In Round 2, the forecasted inclement weather halted good scoring and suspended play for roughly an hour in the mid-afternoon. While the morning rounds were somewhat unaffected and even enjoyed blue skies, the later conditions, consisting of intermittent rain, 30 mph gusts, and hail, raised the scoring average from 71.31 in Round 1 to 72.71 in Round 2.
As the leaders struggled to match par, Viktor Hovland bested the average by nearly eight shots with a 7-under 65, giving him a one-shot lead heading into the weekend. The 23-year-old attributed his performance to his deep-rooted familiarity with blustery weather:
“It got really cold and, obviously, raining and hail, so being Norwegian, I think that also helps.”
A front-nine 31 on Moving Day, saw Patrick Reed surge to a three-shot lead. However, it was what happened on the 10th hole that headlined the third round. Whether his embedded ball ruling was an act of cheating or not, it certainly seemed to mark a turning point in his play. In the last eight holes, Reed posted four bogeys to fall back into a tie with Mexico’s Carlos Ortiz at 10 under.
The intense scrutiny and criticism that Reed received after his round found him in a position to which he has become accustomed and in which he has learned to thrive.
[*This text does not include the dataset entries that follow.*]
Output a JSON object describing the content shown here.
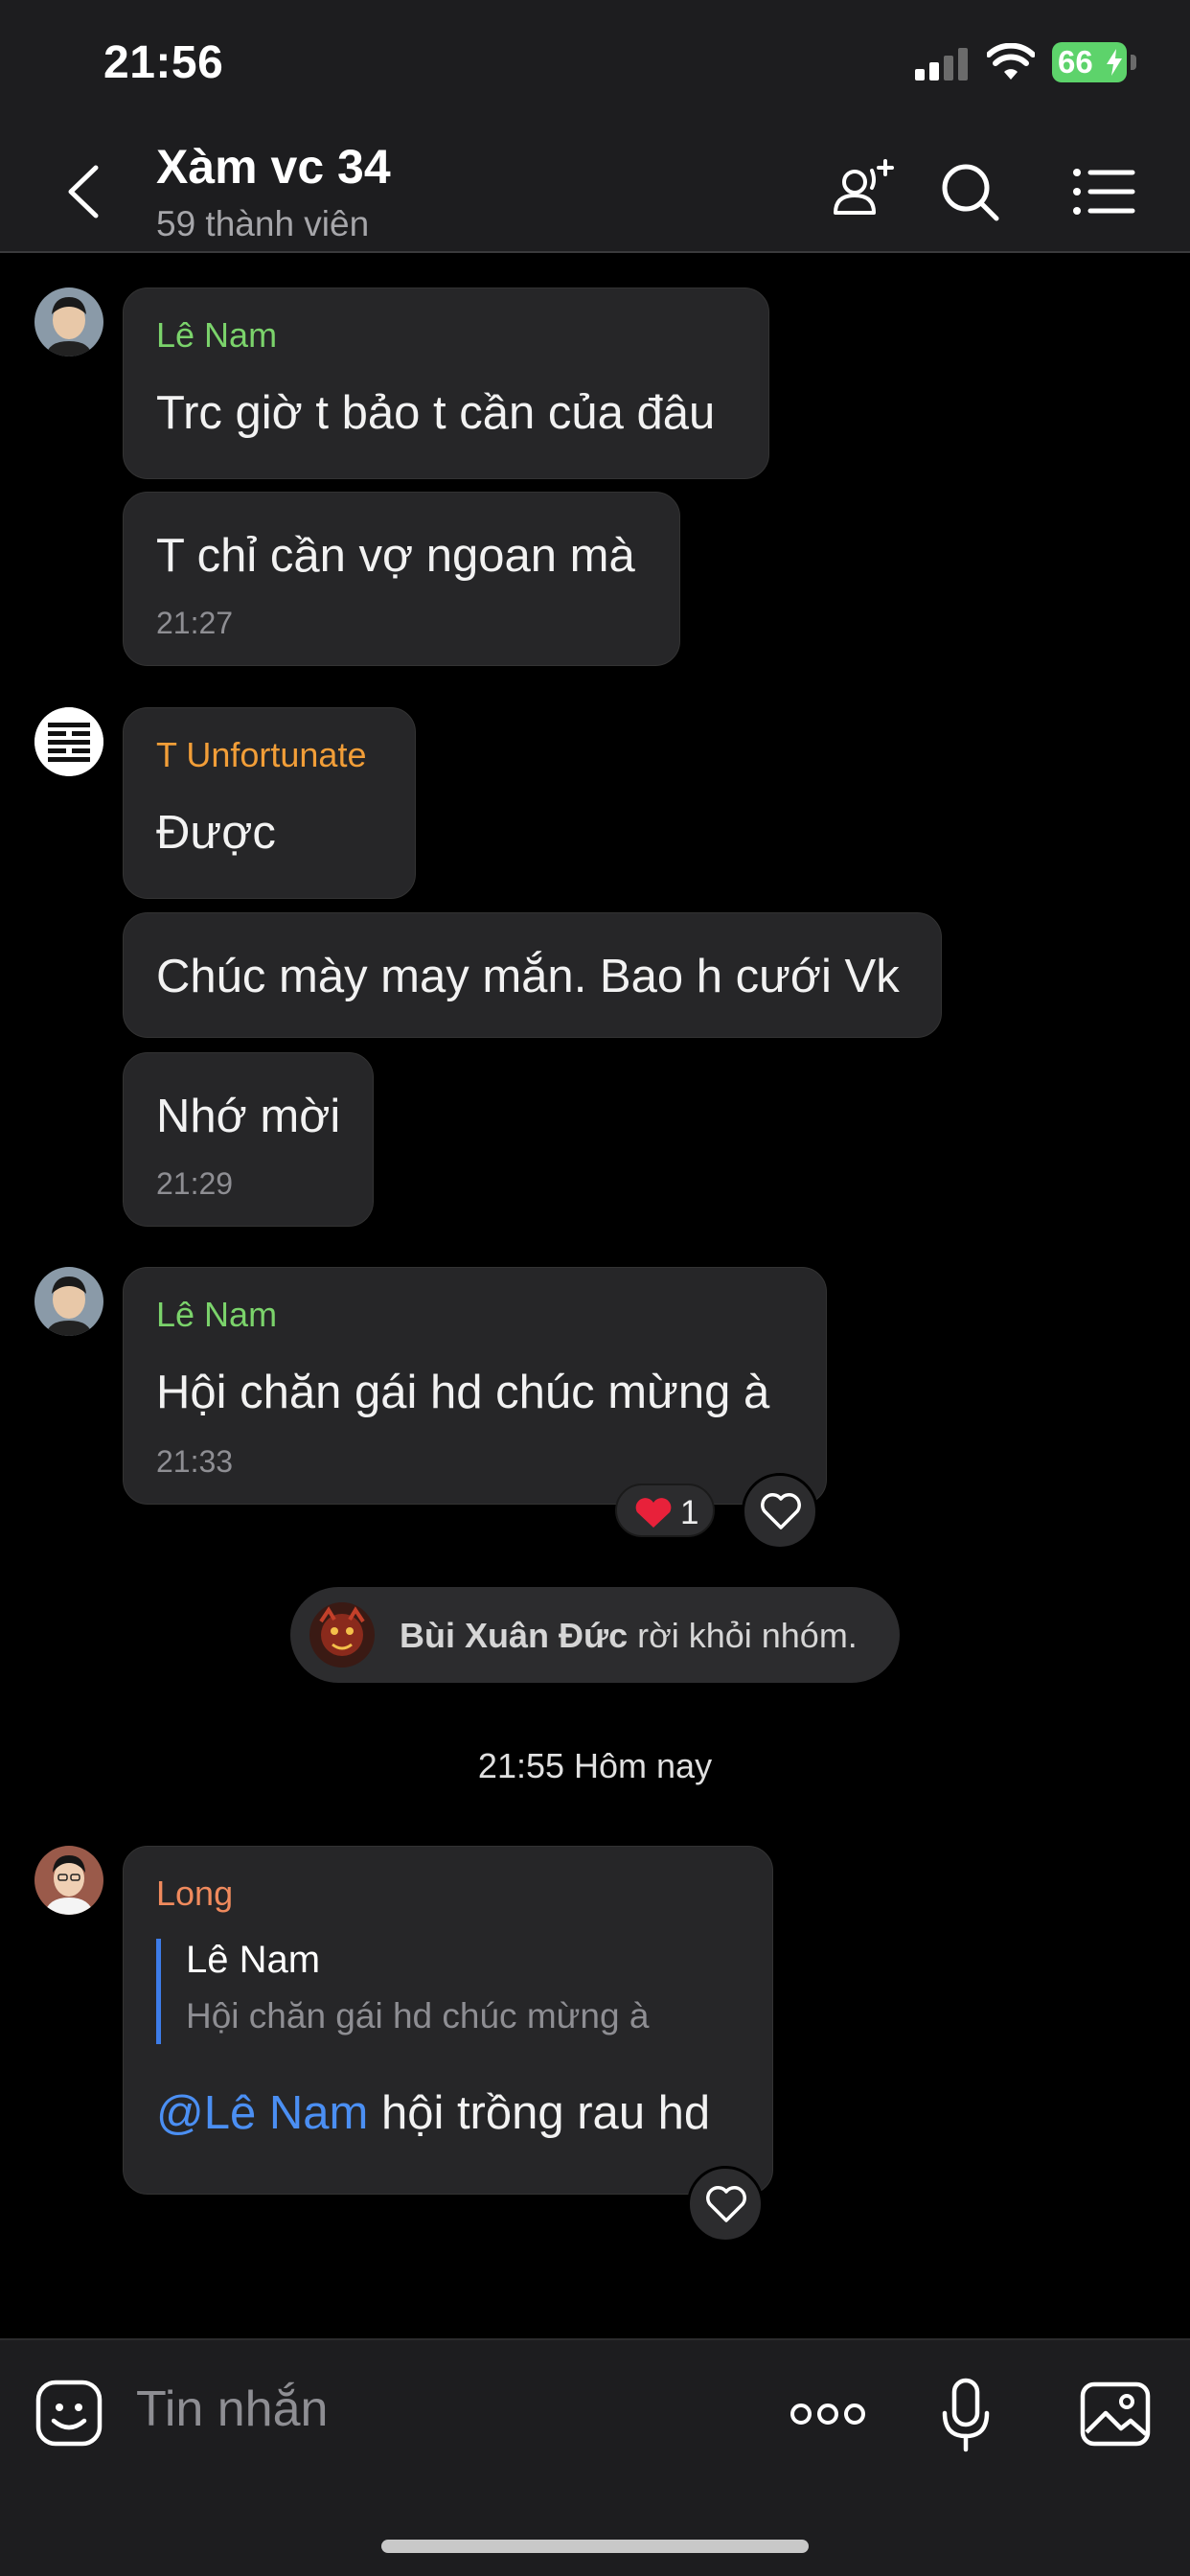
{
  "status_bar": {
    "time": "21:56",
    "battery": "66"
  },
  "header": {
    "title": "Xàm vc 34",
    "subtitle": "59 thành viên"
  },
  "colors": {
    "sender_green": "#7bd36b",
    "sender_orange": "#f29e38",
    "sender_salmon": "#f08a5d",
    "mention_blue": "#4b8ff3",
    "reaction_red": "#e8213a"
  },
  "messages": [
    {
      "sender": "Lê Nam",
      "text": "Trc giờ t bảo t cần của đâu"
    },
    {
      "text": "T chỉ cần vợ ngoan mà",
      "time": "21:27"
    },
    {
      "sender": "T Unfortunate",
      "text": "Được"
    },
    {
      "text": "Chúc mày may mắn. Bao h cưới Vk"
    },
    {
      "text": "Nhớ mời",
      "time": "21:29"
    },
    {
      "sender": "Lê Nam",
      "text": "Hội chăn gái hd chúc mừng à",
      "time": "21:33",
      "reaction_count": "1"
    },
    {
      "sender": "Long",
      "quote_name": "Lê Nam",
      "quote_text": "Hội chăn gái hd chúc mừng à",
      "mention": "@Lê Nam",
      "text": " hội trồng rau hd"
    }
  ],
  "system_event": {
    "name": "Bùi Xuân Đức",
    "text": " rời khỏi nhóm."
  },
  "date_separator": "21:55 Hôm nay",
  "input": {
    "placeholder": "Tin nhắn"
  }
}
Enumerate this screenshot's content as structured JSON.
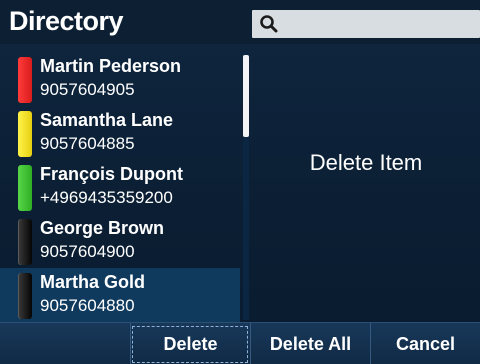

Back in his breakout year in 2014, during the final round of the WGC Cadillac Championship, NBC aired an interview in which Reed referred to himself as a “top-five player in the world” despite his actual ranking of 44th. However, he preserved through the negative reactions from the golfing world and became the youngest player to win a WGC event. Later that year at the Ryder Cup, Reed was heckled by the European crowd. Instead of showing trepidation as a Ryder Cup rookie, he was energized, leading to a 1-Up victory over Henrik Stenson and his shushing of the crowd which sparked his role as Captain America.
His win at the 2018 Masters further exemplifies Reed’s ability to flourish amidst adversity. Over the weekend, in a post-round interview, Reed acknowledged his less-than-stellar reputation with fans. As the crowd’s roars reverberated around Sunday at Augusta National to cheer on favorites such as McIlroy, Rahm, Spieth, and Fowler, Reed navigated his way to a coveted green jacket.
Finally, in February 2020, Brooks Koepka accused Reed of cheating at the 2019 Hero World Challenge where Reed was assessed a two-stroke penalty for improving his lie in the sand. Five days later, Reed claimed the WGC Mexico Championship.
Based on this past performance, a victory for Reed on Sunday at the Farmers Insurance Open was all but a certainty. Consequently, by Sunday evening, he had again demonstrated his knack for playing the role of the underdog. His short game proved effective in negotiating Torrey Pines’ kikuyu-rough, which has been described as bermudagrass on steroids. Specifically, he successfully completed crucial par saves at the 10th and 11th holes. In contrast, his fellow competitors faltered down the stretch. Tony Finau rinsed his ball on the eighteenth, Jon Rahm dropped two shots on the back nine, and Adam Scott finished his round with a 1-Over 73. All in all, Reed triumphed by 5.
Unfortunately for Reed, whether deservedly so or not, this week will be remembered not for his strong play, but for the incident during Saturday’s round. Now a nine-time winner on the PGA Tour, though, that may not be the worst thing for a player who is fueled by such storylines.